** Available records follows **

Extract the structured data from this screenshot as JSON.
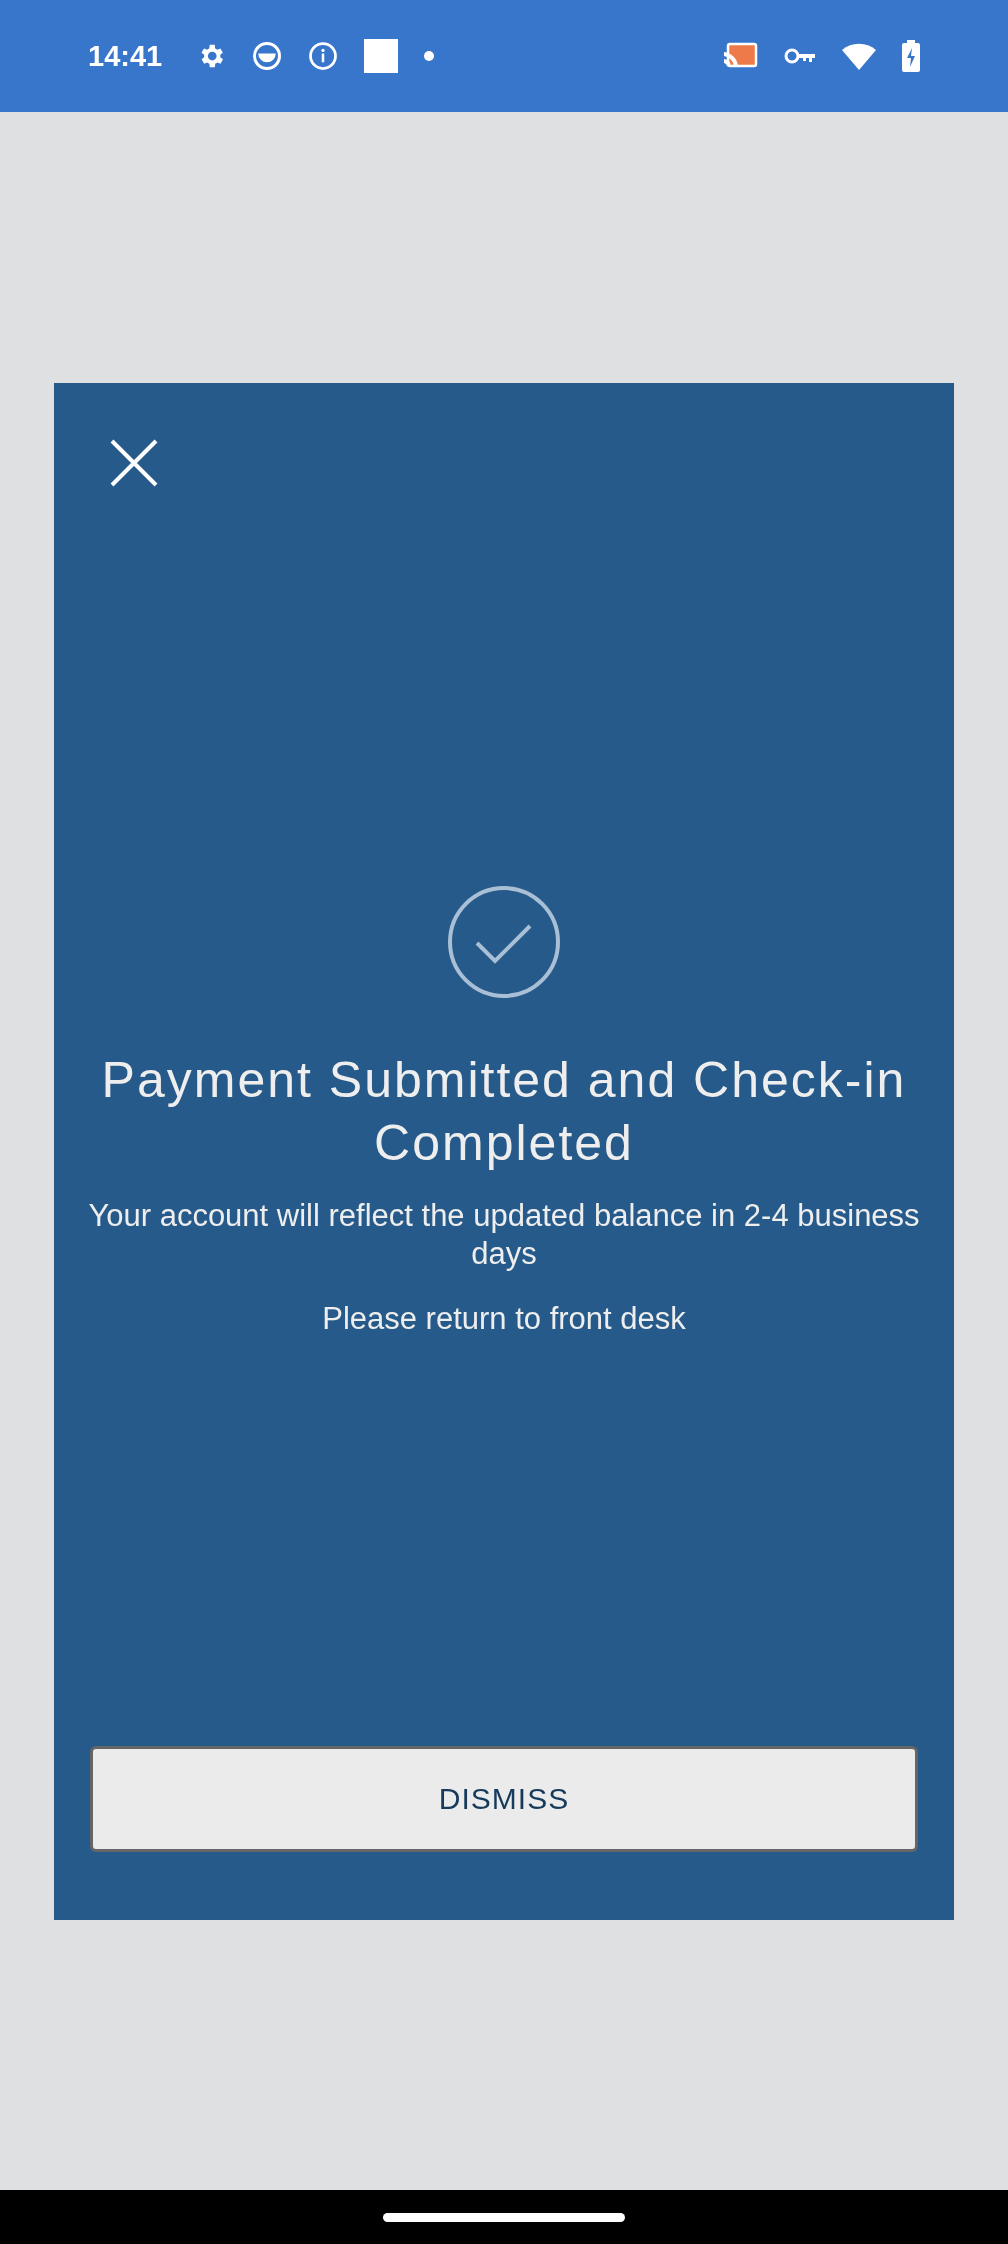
{
  "status_bar": {
    "time": "14:41"
  },
  "dialog": {
    "title": "Payment Submitted and Check-in Completed",
    "message": "Your account will reflect the updated balance in 2-4 business days",
    "note": "Please return to front desk",
    "button": "DISMISS"
  }
}
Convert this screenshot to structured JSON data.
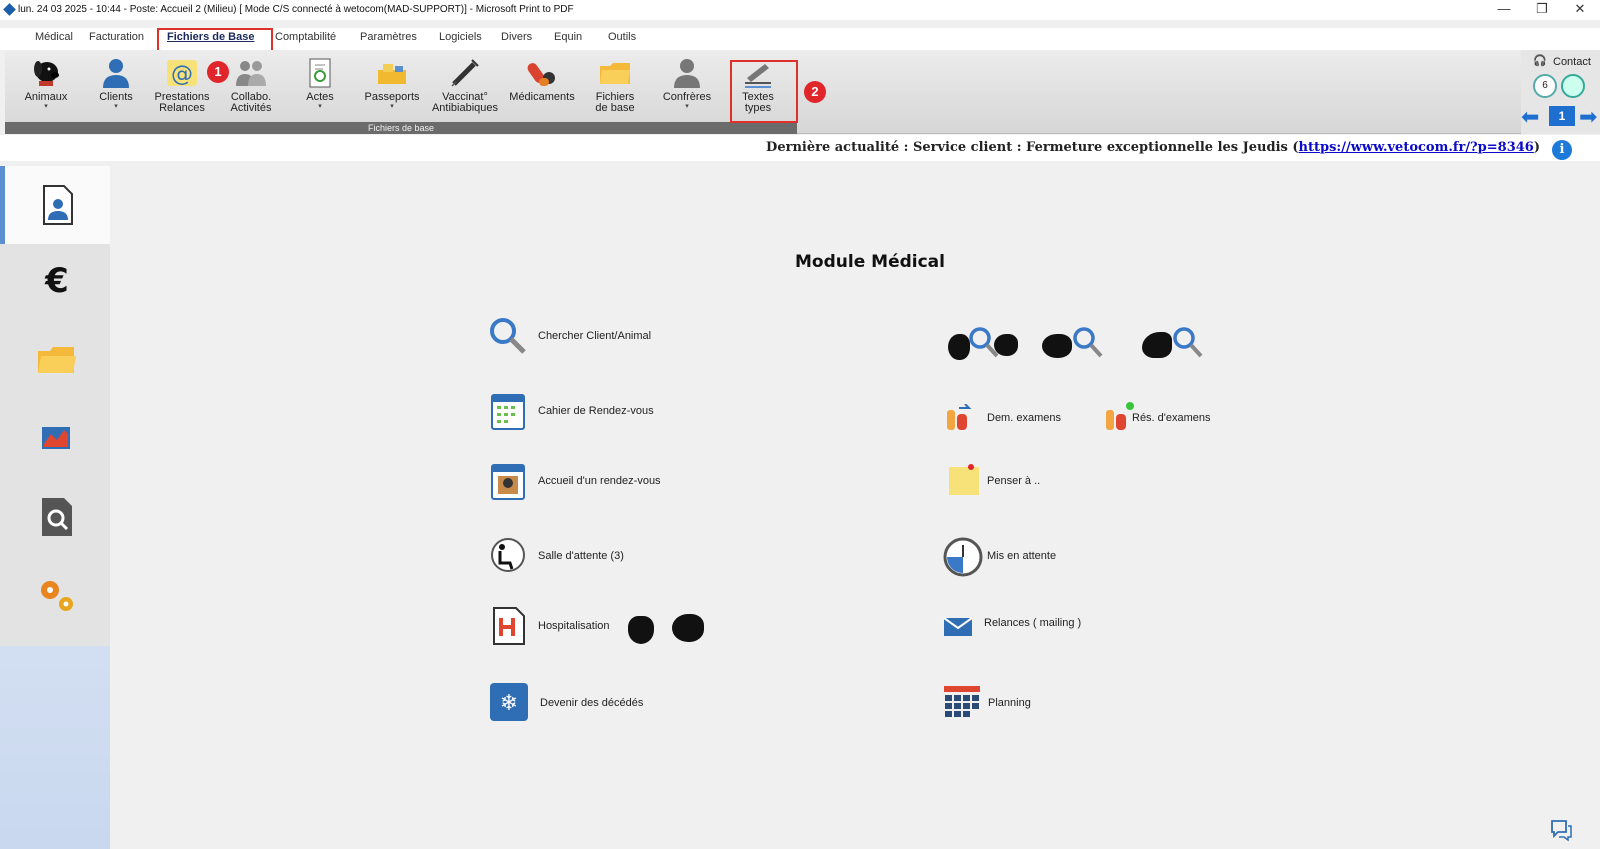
{
  "window": {
    "title": "lun. 24 03 2025 - 10:44 - Poste: Accueil 2 (Milieu)  [ Mode C/S connecté à wetocom(MAD-SUPPORT)] - Microsoft Print to PDF",
    "minimize": "—",
    "restore": "❐",
    "close": "✕"
  },
  "menu": {
    "tabs": [
      {
        "label": "Médical"
      },
      {
        "label": "Facturation"
      },
      {
        "label": "Fichiers de Base"
      },
      {
        "label": "Comptabilité"
      },
      {
        "label": "Paramètres"
      },
      {
        "label": "Logiciels"
      },
      {
        "label": "Divers"
      },
      {
        "label": "Equin"
      },
      {
        "label": "Outils"
      }
    ],
    "active_tab": "Fichiers de Base"
  },
  "ribbon": {
    "group_label": "Fichiers de base",
    "buttons": [
      {
        "line1": "Animaux",
        "line2": ""
      },
      {
        "line1": "Clients",
        "line2": ""
      },
      {
        "line1": "Prestations",
        "line2": "Relances"
      },
      {
        "line1": "Collabo.",
        "line2": "Activités"
      },
      {
        "line1": "Actes",
        "line2": ""
      },
      {
        "line1": "Passeports",
        "line2": ""
      },
      {
        "line1": "Vaccinat°",
        "line2": "Antibiabiques"
      },
      {
        "line1": "Médicaments",
        "line2": ""
      },
      {
        "line1": "Fichiers",
        "line2": "de base"
      },
      {
        "line1": "Confrères",
        "line2": ""
      },
      {
        "line1": "Textes",
        "line2": "types"
      }
    ],
    "contact_label": "Contact",
    "contact_count": "6",
    "nav_page": "1",
    "annotation_badges": [
      "1",
      "2"
    ]
  },
  "news": {
    "text": "Dernière actualité : Service client : Fermeture exceptionnelle les Jeudis (",
    "link": "https://www.vetocom.fr/?p=8346",
    "suffix": ")",
    "info_icon": "i"
  },
  "main": {
    "title": "Module Médical",
    "left_entries": [
      {
        "label": "Chercher Client/Animal",
        "icon": "search-icon"
      },
      {
        "label": "Cahier de Rendez-vous",
        "icon": "calendar-icon"
      },
      {
        "label": "Accueil d'un rendez-vous",
        "icon": "appointment-icon"
      },
      {
        "label": "Salle d'attente  (3)",
        "icon": "waiting-room-icon"
      },
      {
        "label": "Hospitalisation",
        "icon": "hospital-icon"
      },
      {
        "label": "Devenir des décédés",
        "icon": "snowflake-icon"
      }
    ],
    "right_entries": [
      {
        "label": "Dem. examens",
        "icon": "exam-request-icon"
      },
      {
        "label": "Rés. d'examens",
        "icon": "exam-result-icon"
      },
      {
        "label": "Penser à ..",
        "icon": "sticky-note-icon"
      },
      {
        "label": "Mis en attente",
        "icon": "clock-icon"
      },
      {
        "label": "Relances ( mailing )",
        "icon": "mail-icon"
      },
      {
        "label": "Planning",
        "icon": "planning-icon"
      }
    ]
  },
  "colors": {
    "accent": "#5b8fcf",
    "annotation_red": "#e0262a",
    "search_blue": "#3a78c8",
    "folder_yellow": "#f4c430"
  }
}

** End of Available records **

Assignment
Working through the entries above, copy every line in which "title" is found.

Solved problem
    "title": "Payment Submitted and Check-in Completed",
    "title": "lun. 24 03 2025 - 10:44 - Poste: Accueil 2 (Milieu)  [ Mode C/S connecté à wetocom(MAD-SUPPORT)] - Microsoft Print to PDF",
    "title": "Module Médical",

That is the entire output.